When he isn't running, Andrew enjoys hobbies that allow him to constantly improve and compete.He loves going to speech and debate tournaments and noticing his improvement in public speaking. He’s a huge fan of cooking and learning new recipes. Each time he cooks, it’s an opportunity to try new things while becoming comfortable with what is familiar. Last but not least, Andrew enjoys lifting because it improves his track ability, but it's also a great way for him to build self-confidence and challenge himself physically in ways other than track.
5 years from now, Andrew wants to still be working just as hard and hopes to go to law school.
Spring Hill College Cross Country/Track and Field
Taylor Jackson will run track and cross-country at Spring Hill College. She chose Spring Hill because it felt like home to her even during her first campus tour in 9th grade. The size of the school really stood out to her because she knows the importance of that one-on-one relationship with teachers and coaches. Also, being close to home while also getting to experience college by living on campus made the decision easy.
Taylor only started her running career two years ago, but the lack of time pushed her to work even harder. When she started, she never imagined having the chance to run in college, but the stars aligned, and the program seems like the perfect fit for her. Coach Russell was exactly what she needed to get her running career off to a good start. She appreciates that he has always been patient with her and Charlie Anne but pushed them to adapt quickly and expected success. Coach Jones's experience and positivity have helped Taylor on her hardest days.The St. Luke’s running community has been more than Taylor ever dreamed of, creating the most amazing friendships in just two short years. Taylor says, "The St. Luke’s Cross Country and Track program accepted me and my inexperience from the very beginning. I was allowed to develop my love of running without any judgment. While practices and races continue to be challenging and require extreme toughness, I have learned from the program to respect that challenge and turn it into something I love." The shared experience of running brings Taylor so much joy.

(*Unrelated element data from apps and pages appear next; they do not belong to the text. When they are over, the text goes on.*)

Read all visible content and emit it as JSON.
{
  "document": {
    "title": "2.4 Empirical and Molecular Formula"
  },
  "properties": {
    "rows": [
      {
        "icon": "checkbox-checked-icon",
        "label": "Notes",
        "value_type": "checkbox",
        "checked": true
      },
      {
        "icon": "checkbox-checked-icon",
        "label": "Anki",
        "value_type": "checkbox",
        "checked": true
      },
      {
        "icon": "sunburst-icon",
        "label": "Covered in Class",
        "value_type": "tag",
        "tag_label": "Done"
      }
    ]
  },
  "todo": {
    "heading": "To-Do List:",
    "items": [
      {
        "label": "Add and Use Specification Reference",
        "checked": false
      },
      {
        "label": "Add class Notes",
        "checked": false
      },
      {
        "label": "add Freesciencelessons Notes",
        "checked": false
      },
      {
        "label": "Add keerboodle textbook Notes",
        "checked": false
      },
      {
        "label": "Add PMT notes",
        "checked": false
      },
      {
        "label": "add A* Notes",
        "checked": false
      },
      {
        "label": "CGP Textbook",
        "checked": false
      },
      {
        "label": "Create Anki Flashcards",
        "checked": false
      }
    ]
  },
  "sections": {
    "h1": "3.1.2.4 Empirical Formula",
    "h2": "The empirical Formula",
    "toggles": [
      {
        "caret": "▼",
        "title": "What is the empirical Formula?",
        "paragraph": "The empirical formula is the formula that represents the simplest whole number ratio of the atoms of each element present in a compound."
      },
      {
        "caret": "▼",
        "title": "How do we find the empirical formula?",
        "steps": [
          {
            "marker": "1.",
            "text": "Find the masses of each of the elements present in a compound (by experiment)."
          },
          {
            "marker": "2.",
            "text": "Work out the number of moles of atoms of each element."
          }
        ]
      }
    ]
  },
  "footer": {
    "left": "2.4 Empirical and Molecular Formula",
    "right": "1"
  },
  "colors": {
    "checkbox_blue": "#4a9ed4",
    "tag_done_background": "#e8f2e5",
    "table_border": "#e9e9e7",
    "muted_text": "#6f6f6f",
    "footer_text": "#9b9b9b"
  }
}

While running is something that she is fairly new to, Taylor believes that, as a captain and runner, her teammates would say that she brings all of her efforts and drive every single day and that she’s passionate and committed. She says, "I do not see running as something that I do once a day and forget about it. Running is a part of my lifestyle, and it is something I put lots of thought into and appreciate. I realize how much effort and mental toughness are required to get better, and I am not afraid of giving it all that I have."
Even though runners race for their own personal bests, Taylor realizes that teamwork is vital to performance. She says, "The runs don't seem as brutal when you are sharing the experience with your team. Besides the best memories, I hope that I will leave my team with just one thing: I hope I’ve shown them that there is no place I’d rather be than running with each of them."
In 5 years, Taylor hopes to be one step closer to med school—and still running, always running!